Task item. Using the records below, count the lines containing "names" and give only the total.

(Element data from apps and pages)

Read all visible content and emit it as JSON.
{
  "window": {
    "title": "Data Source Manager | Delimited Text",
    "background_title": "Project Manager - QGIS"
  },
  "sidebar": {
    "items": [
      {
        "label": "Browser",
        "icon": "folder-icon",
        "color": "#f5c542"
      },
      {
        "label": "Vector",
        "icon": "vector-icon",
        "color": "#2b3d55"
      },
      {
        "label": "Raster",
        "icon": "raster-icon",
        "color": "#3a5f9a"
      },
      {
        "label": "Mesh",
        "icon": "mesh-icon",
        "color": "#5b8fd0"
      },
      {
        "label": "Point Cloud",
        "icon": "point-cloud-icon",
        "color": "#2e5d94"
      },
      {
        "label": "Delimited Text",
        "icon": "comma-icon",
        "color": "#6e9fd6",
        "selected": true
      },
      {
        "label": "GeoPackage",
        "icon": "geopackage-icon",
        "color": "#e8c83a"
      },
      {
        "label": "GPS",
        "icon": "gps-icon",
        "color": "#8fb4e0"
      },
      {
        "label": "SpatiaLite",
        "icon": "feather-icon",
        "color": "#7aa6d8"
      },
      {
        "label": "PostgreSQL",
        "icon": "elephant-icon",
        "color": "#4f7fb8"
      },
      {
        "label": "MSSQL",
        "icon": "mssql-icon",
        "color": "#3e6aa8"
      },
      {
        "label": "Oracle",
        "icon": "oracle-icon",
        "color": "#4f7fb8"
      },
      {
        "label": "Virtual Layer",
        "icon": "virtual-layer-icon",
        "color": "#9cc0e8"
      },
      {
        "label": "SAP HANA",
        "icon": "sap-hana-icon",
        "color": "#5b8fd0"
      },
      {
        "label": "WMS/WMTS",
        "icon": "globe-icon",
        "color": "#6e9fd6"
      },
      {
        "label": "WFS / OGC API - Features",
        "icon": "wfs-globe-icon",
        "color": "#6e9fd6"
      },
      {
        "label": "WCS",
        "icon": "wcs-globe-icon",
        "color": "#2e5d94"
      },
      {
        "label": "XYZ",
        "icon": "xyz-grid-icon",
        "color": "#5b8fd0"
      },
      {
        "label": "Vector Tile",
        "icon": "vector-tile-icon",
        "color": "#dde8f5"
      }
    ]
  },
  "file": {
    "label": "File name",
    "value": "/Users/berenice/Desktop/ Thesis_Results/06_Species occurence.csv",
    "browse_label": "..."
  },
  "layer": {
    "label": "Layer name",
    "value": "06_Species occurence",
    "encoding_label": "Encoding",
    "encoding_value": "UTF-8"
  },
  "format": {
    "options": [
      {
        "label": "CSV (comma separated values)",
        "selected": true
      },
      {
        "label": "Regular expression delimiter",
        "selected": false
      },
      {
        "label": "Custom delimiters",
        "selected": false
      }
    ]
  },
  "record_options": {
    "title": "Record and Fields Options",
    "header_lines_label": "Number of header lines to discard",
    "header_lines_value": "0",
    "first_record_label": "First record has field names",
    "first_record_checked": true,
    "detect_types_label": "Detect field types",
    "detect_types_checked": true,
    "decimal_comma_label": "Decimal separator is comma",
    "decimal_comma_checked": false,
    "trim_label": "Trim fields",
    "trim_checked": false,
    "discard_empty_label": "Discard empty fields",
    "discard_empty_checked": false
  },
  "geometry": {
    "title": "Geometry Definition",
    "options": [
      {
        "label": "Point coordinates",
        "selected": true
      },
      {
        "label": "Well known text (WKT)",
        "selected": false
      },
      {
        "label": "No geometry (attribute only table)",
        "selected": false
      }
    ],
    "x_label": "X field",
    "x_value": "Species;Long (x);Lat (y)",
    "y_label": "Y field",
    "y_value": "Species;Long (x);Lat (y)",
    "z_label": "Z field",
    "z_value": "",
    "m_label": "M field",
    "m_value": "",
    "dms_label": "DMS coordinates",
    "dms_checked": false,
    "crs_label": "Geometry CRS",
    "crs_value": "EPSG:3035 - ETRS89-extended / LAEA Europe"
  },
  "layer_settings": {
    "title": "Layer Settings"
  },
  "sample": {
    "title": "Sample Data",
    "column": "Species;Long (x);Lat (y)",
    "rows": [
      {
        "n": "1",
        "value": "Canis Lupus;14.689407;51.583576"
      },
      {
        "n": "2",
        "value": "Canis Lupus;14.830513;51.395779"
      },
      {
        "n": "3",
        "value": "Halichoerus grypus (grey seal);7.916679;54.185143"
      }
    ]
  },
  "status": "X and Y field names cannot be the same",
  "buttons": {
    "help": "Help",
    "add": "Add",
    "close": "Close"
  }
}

The answer. 2